Volume 11 (2013)
Volume 10 (2012)
Volume 9 (2011)
Most Downloaded Articles
- If I Could Hold a Seminar for Political Journalists… by Fiorina, Morris P.
- If Everyone Votes Their Party, Why Do Presidential Election Outcomes Vary So Much? by Shaw, Daron
- Independent Leaners as Policy Partisans: An Examination of Party Identification and Policy Views by Magleby, David B. and Nelson, Candice
- Delegation, Control, and the Study of Public Bureaucracy by Moe, Terry M.
- The Disappearing--but Still Important--Swing Voter by Mayer, William G.
1The George Washington University
Citation Information: The Forum. Volume 10, Issue 3, Pages –, ISSN (Online) 1540-8884, DOI: 10.1515/1540-8884.1524, October 2012
- Published Online:
For every American who identifies himself as a liberal, there are two conservatives.
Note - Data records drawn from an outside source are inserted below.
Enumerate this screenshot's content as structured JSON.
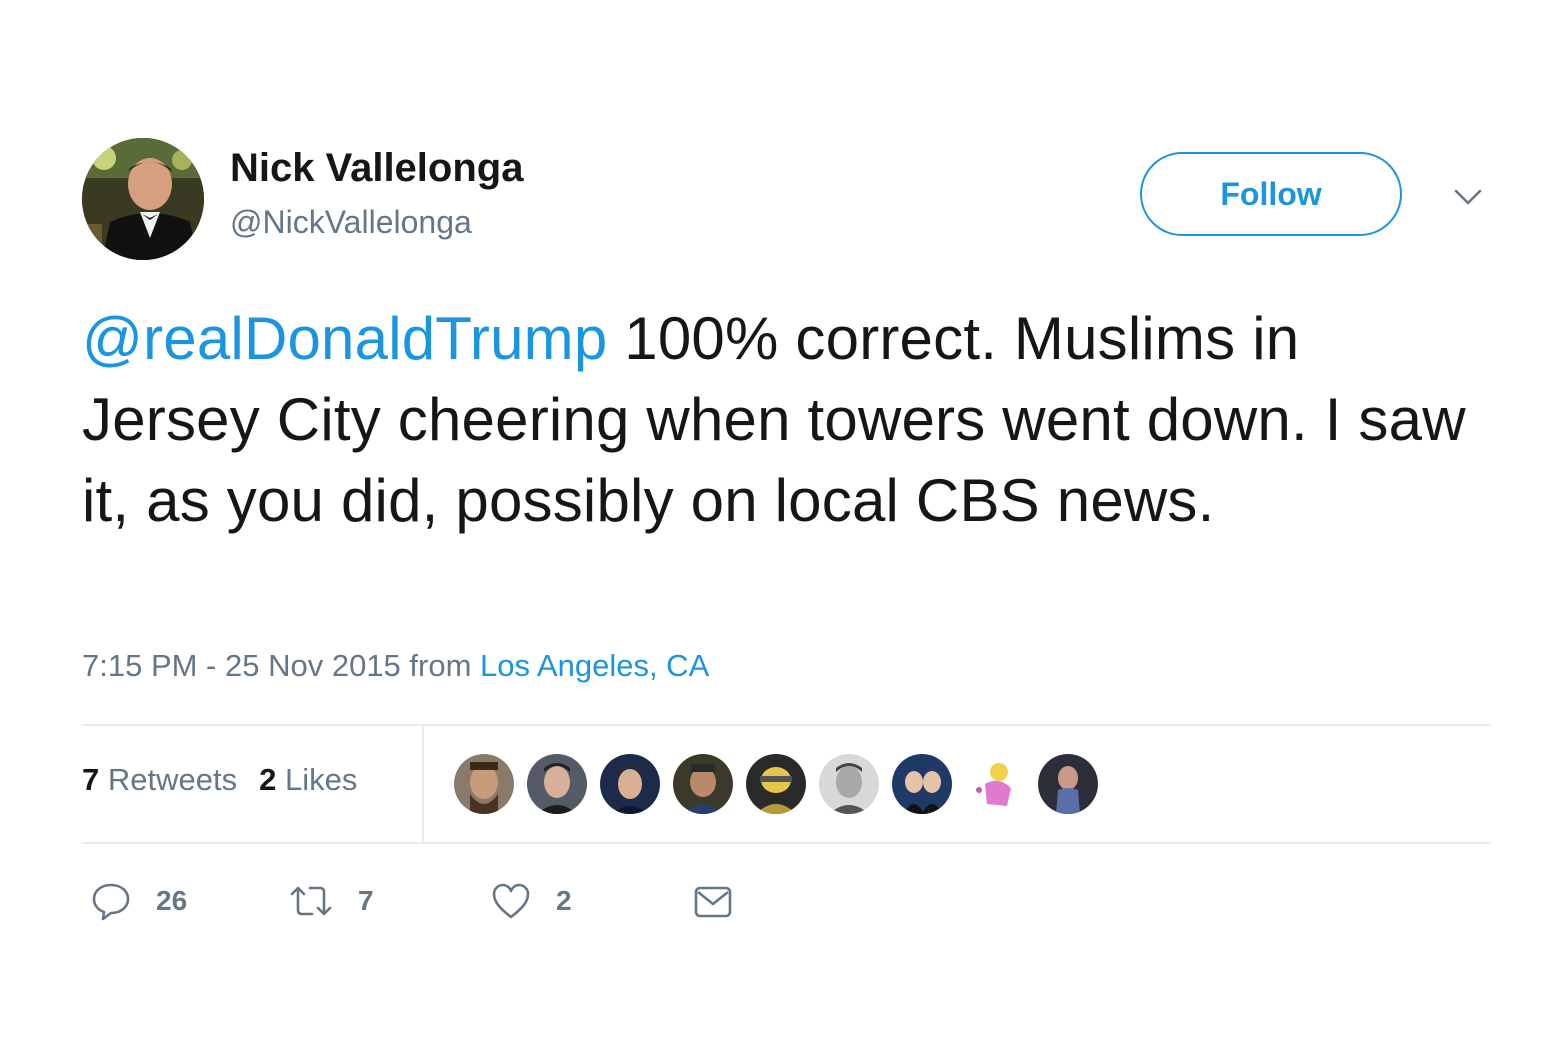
{
  "user": {
    "display_name": "Nick Vallelonga",
    "screen_name": "@NickVallelonga"
  },
  "header": {
    "follow_label": "Follow"
  },
  "tweet": {
    "mention": "@realDonaldTrump",
    "body": " 100% correct.  Muslims in Jersey City cheering when towers went down. I saw it, as you did, possibly on local CBS news.",
    "time": "7:15 PM - 25 Nov 2015",
    "from_label": "from",
    "location": "Los Angeles, CA"
  },
  "stats": {
    "retweets_count": "7",
    "retweets_label": "Retweets",
    "likes_count": "2",
    "likes_label": "Likes"
  },
  "likers": [
    {
      "icon": "user-avatar"
    },
    {
      "icon": "user-avatar"
    },
    {
      "icon": "user-avatar"
    },
    {
      "icon": "user-avatar"
    },
    {
      "icon": "user-avatar"
    },
    {
      "icon": "user-avatar"
    },
    {
      "icon": "user-avatar"
    },
    {
      "icon": "user-avatar"
    },
    {
      "icon": "user-avatar"
    }
  ],
  "actions": {
    "reply_count": "26",
    "retweet_count": "7",
    "like_count": "2"
  },
  "colors": {
    "link": "#1b95e0",
    "muted": "#657786",
    "text": "#14171a",
    "divider": "#e6ecf0"
  }
}
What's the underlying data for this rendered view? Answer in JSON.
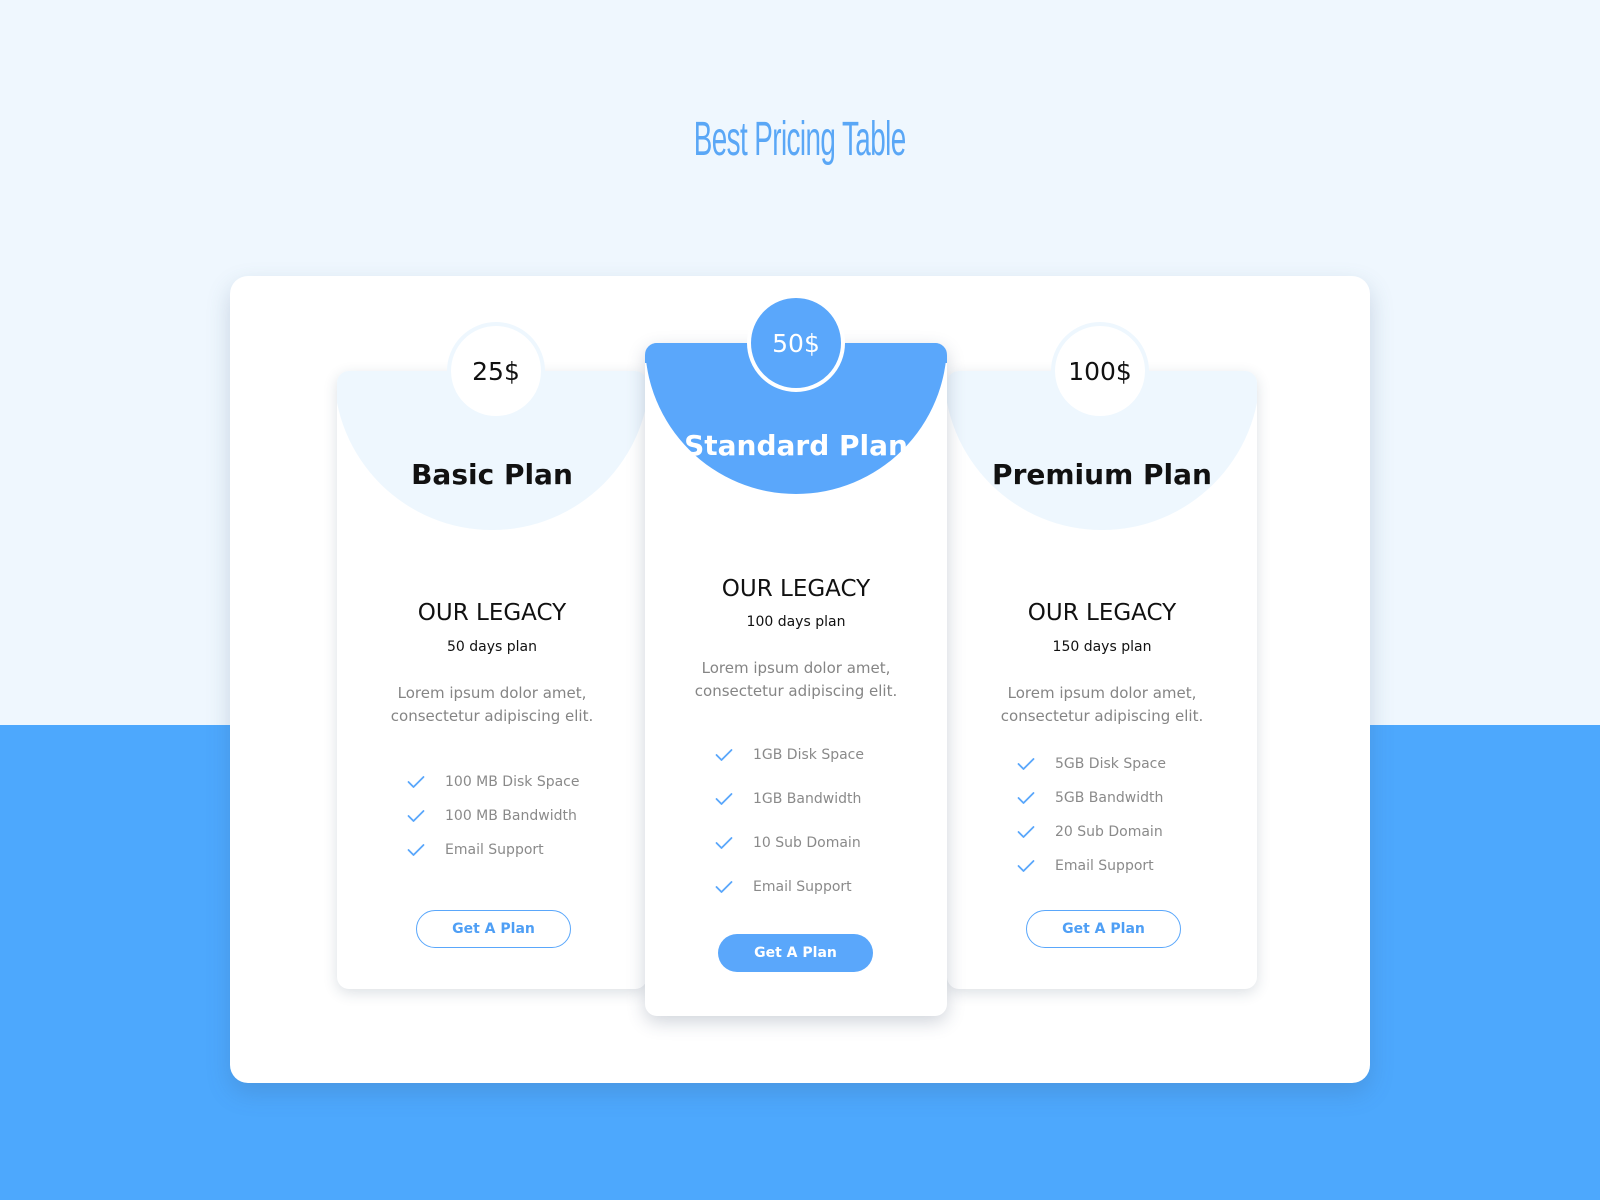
{
  "page": {
    "title": "Best Pricing Table"
  },
  "colors": {
    "accent": "#5aa7fb",
    "bottom_band": "#4da8fd",
    "top_background": "#eff7fe",
    "light_disc": "#eef7fe",
    "text_dark": "#111111",
    "text_muted": "#858585"
  },
  "plans": [
    {
      "price": "25$",
      "name": "Basic Plan",
      "legacy": "OUR LEGACY",
      "duration": "50 days plan",
      "description": "Lorem ipsum dolor amet, consectetur adipiscing elit.",
      "features": [
        "100 MB Disk Space",
        "100 MB Bandwidth",
        "Email Support"
      ],
      "button_label": "Get A Plan",
      "check_icon": "check-icon"
    },
    {
      "price": "50$",
      "name": "Standard Plan",
      "legacy": "OUR LEGACY",
      "duration": "100 days plan",
      "description": "Lorem ipsum dolor amet, consectetur adipiscing elit.",
      "features": [
        "1GB Disk Space",
        "1GB Bandwidth",
        "10 Sub Domain",
        "Email Support"
      ],
      "button_label": "Get A Plan",
      "check_icon": "check-icon"
    },
    {
      "price": "100$",
      "name": "Premium Plan",
      "legacy": "OUR LEGACY",
      "duration": "150 days plan",
      "description": "Lorem ipsum dolor amet, consectetur adipiscing elit.",
      "features": [
        "5GB Disk Space",
        "5GB Bandwidth",
        "20 Sub Domain",
        "Email Support"
      ],
      "button_label": "Get A Plan",
      "check_icon": "check-icon"
    }
  ]
}
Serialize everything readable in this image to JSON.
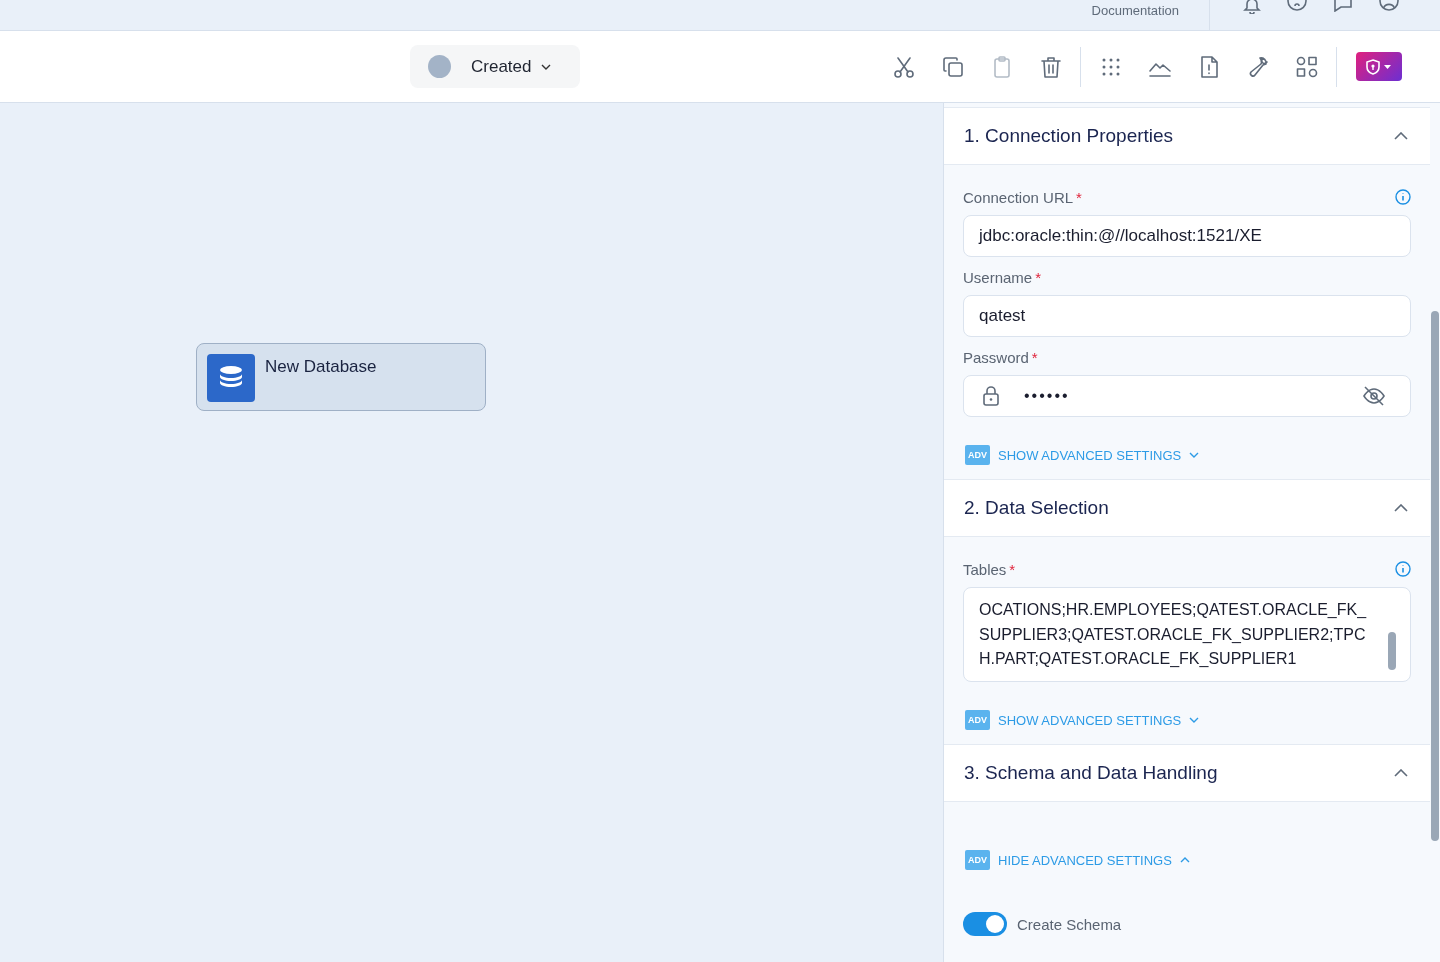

Practically all Republicans see themselves as such, but many Democrats are not liberals. The political system works quite well from one specific viewpoint: it delivers what the majority says it wants—rather conservative policies, including the period 2008-2012. Conservative Democrats in Congress help pass GOP items, but GOP representatives almost never vote for liberal items. The question is, given that the majority gets what it seeks, why is this majority so alienated? The article offer several explanations.